Nor does the bottom line above—that life is endless suffering and we need to get out of here as quickly as possible—reflect an accurate experience of life for most of us in the modern era.  Perhaps in the first millennium BCE when Samkhya and Yoga were developed, life for the average person in India was so hard that an escape plan was needed.  Or perhaps as human society developed finer existential awareness, as indeed occurred in Ancient India, it was overwhelming to face the utter fragility of human existence.  And just maybe as India entered the Middle Ages and began the modern era, life was still hard enough or the existential angst still sharp enough for enough people to keep the essential teachings of Samkhya and Yoga alive and well.  Those teachings have now outlived their relevance.

Please realize that I am only critiquing the foundational philosophy of Samkhya and Yoga as presented by popular 20th century gurus, not the contemporary practice of yoga postures or the many life-affirming ideas that often accompany the current teaching of yoga, including principles of holistic health, positive mindedness, emotional balance, and spiritual well-being.  I am critiquing the spiritual path that tells us we must destroy or transcend our very own self and escape physical existence in order to become okay.

Certainly there will always be a few people who find life’s normal suffering too hard or who are too sensitively aware of existential angst, and therefore the spiritual path rooted in Samkhya and Yoga philosophies will probably always get a few takers.  But why would so many comfortable 20th century Americans have been attracted to this as the way to pursue wisdom?  Perhaps for three reasons: 1) The promise of no more suffering forever is pretty tempting even if we are only experiencing the normal human allotment, 2) This promise was couched in the seductive terms that enlightenment means attaining the Self-realization of oneness with God or achieving perfect bliss or merging into universal love, and 3) Those charismatic gurus and their exotic teachings were awfully charming.

The pursuit of wisdom in the 21st century has outgrown this outdated model, thanks partly to those like myself who learned the hard way that this approach is flawed.  Then should we all just join a safe religion of our choosing in order to pursue wisdom?  There’s no question that all religions, like all spiritual paths, offer valuable guidelines for living well; however, all religions also contain human error, misunderstanding, and outdated historical context.  For painful examples, consider the endless sectarian violence that still occurs in the name of religion, the thousands of women killed for being “witches” by the Christian Church in the Dark Ages, the contemporary terrorists in the name of Islam, or the intolerance from some contemporary fundamentalists in virtually all religions toward those with a different sexual orientation.

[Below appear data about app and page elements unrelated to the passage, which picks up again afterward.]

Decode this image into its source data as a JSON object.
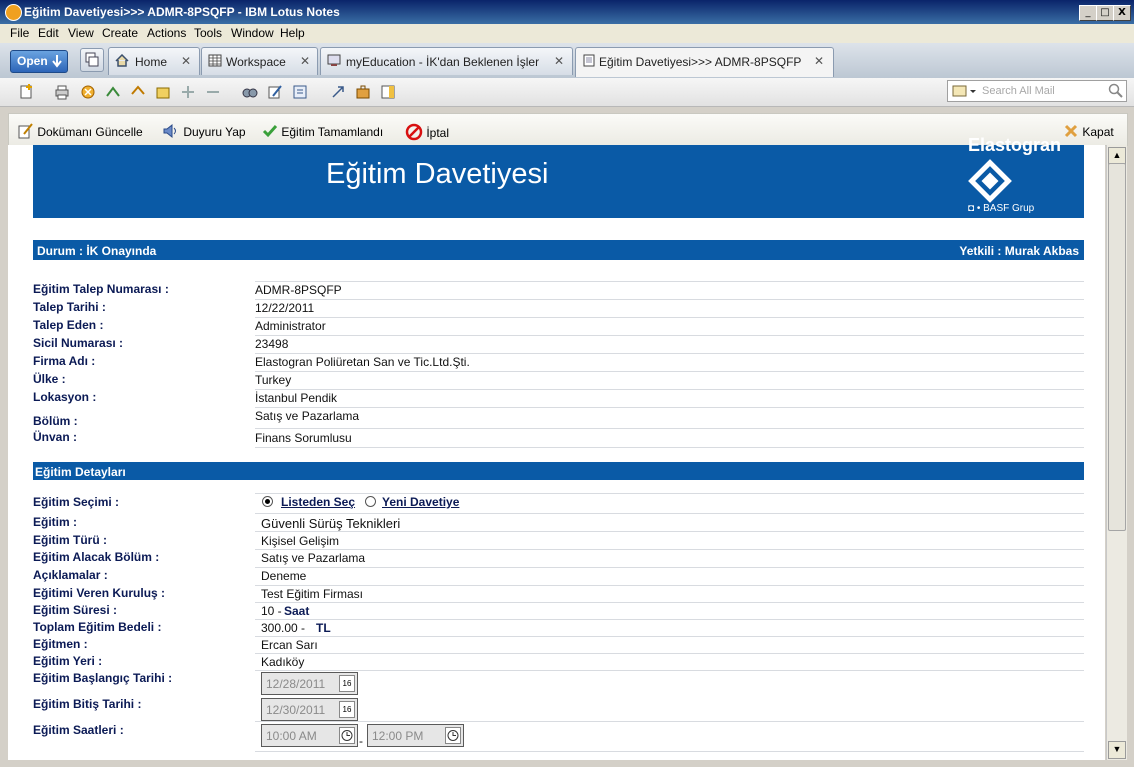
{
  "window": {
    "title": "Eğitim Davetiyesi>>> ADMR-8PSQFP - IBM Lotus Notes",
    "controls": {
      "minimize": "_",
      "maximize": "□",
      "close": "X"
    }
  },
  "menu": [
    "File",
    "Edit",
    "View",
    "Create",
    "Actions",
    "Tools",
    "Window",
    "Help"
  ],
  "tabs": {
    "open_label": "Open",
    "items": [
      {
        "label": "Home",
        "close": "✕"
      },
      {
        "label": "Workspace",
        "close": "✕"
      },
      {
        "label": "myEducation - İK'dan Beklenen İşler",
        "close": "✕"
      },
      {
        "label": "Eğitim Davetiyesi>>> ADMR-8PSQFP",
        "close": "✕"
      }
    ]
  },
  "search": {
    "placeholder": "Search All Mail"
  },
  "actions": {
    "update": "Dokümanı Güncelle",
    "announce": "Duyuru Yap",
    "complete": "Eğitim Tamamlandı",
    "cancel": "İptal",
    "close": "Kapat"
  },
  "banner": {
    "title": "Eğitim Davetiyesi",
    "logo_top": "Elastogran",
    "logo_bottom": "◘ • BASF Grup"
  },
  "status": {
    "left": "Durum :  İK Onayında",
    "right": "Yetkili : Murak Akbas"
  },
  "request_fields": [
    {
      "label": "Eğitim Talep Numarası :",
      "value": "ADMR-8PSQFP"
    },
    {
      "label": "Talep Tarihi :",
      "value": "12/22/2011"
    },
    {
      "label": "Talep Eden :",
      "value": "Administrator"
    },
    {
      "label": "Sicil Numarası :",
      "value": "23498"
    },
    {
      "label": "Firma Adı :",
      "value": "Elastogran Poliüretan San ve Tic.Ltd.Şti."
    },
    {
      "label": "Ülke :",
      "value": "Turkey"
    },
    {
      "label": "Lokasyon :",
      "value": "İstanbul Pendik"
    },
    {
      "label": "Bölüm :",
      "value": "Satış ve Pazarlama"
    },
    {
      "label": "Ünvan :",
      "value": "Finans Sorumlusu"
    }
  ],
  "details_header": "Eğitim Detayları",
  "selection": {
    "label": "Eğitim Seçimi :",
    "option1": "Listeden Seç",
    "option2": "Yeni Davetiye",
    "selected": "option1"
  },
  "detail_fields": [
    {
      "label": "Eğitim :",
      "value": "Güvenli Sürüş Teknikleri"
    },
    {
      "label": "Eğitim Türü :",
      "value": "Kişisel Gelişim"
    },
    {
      "label": "Eğitim Alacak Bölüm :",
      "value": "Satış ve Pazarlama"
    },
    {
      "label": "Açıklamalar :",
      "value": "Deneme"
    },
    {
      "label": "Eğitimi Veren Kuruluş :",
      "value": "Test Eğitim Firması"
    },
    {
      "label": "Eğitim Süresi :",
      "value": "10 -",
      "unit": "Saat"
    },
    {
      "label": "Toplam Eğitim Bedeli :",
      "value": "300.00 -",
      "unit": "TL"
    },
    {
      "label": "Eğitmen :",
      "value": "Ercan Sarı"
    },
    {
      "label": "Eğitim Yeri :",
      "value": "Kadıköy"
    }
  ],
  "dates": {
    "start_label": "Eğitim Başlangıç Tarihi :",
    "start_value": "12/28/2011",
    "end_label": "Eğitim Bitiş Tarihi :",
    "end_value": "12/30/2011",
    "cal_icon": "16",
    "hours_label": "Eğitim Saatleri :",
    "hours_start": "10:00 AM",
    "hours_sep": "-",
    "hours_end": "12:00 PM"
  }
}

More importantly, each one of us is in some ways unique, and by necessity religion offers a one-size-fits-all approach in its teachings.  The rigid structure of religion does not often allow for application to the specific and unique needs of an individual, nor does it often allow for innovation to keep pace with contemporary realities of being human, and it almost never allows for individuals to do their own free thinking about the big questions of life.  Religion can be quite valuable as a way for us to nourish the human need for belonging and as a way to inspire us toward the pursuit of wisdom.  However, many of us will feel the need for something more to nourish our longing for deeper meaning and purpose beyond the ready-made answers of religion.

The following essays explore what a healthy pursuit of wisdom might look like in the 21st century.

© 2015 Gary Stogsdill